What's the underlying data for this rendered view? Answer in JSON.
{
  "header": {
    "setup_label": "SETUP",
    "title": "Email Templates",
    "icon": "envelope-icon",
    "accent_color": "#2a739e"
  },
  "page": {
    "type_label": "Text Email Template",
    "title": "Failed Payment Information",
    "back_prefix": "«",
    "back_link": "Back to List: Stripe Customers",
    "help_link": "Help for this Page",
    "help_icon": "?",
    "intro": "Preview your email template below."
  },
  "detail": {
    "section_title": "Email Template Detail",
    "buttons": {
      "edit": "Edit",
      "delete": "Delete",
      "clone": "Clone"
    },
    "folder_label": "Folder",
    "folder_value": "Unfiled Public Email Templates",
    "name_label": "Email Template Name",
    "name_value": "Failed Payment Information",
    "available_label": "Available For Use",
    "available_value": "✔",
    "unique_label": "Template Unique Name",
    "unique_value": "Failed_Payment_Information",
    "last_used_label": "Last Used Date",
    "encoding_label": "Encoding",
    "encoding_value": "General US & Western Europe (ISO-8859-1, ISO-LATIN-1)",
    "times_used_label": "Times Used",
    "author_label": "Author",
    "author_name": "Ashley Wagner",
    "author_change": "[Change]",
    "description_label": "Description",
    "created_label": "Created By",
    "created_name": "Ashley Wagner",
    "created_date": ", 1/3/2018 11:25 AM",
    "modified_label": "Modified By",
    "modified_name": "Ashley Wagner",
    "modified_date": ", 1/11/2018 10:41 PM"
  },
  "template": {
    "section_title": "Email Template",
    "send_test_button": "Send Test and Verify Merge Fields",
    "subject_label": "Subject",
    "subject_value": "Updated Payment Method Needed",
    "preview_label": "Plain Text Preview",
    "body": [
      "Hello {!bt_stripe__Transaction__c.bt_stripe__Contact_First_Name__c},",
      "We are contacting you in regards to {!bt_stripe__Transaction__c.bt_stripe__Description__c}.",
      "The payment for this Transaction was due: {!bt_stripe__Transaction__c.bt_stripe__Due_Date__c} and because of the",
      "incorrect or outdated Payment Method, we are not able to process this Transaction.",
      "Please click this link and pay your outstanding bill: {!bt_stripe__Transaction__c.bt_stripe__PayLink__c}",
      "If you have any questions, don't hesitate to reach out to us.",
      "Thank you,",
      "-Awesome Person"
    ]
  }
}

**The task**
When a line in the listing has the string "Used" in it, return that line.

**Result for this task**
    "last_used_label": "Last Used Date",
    "times_used_label": "Times Used",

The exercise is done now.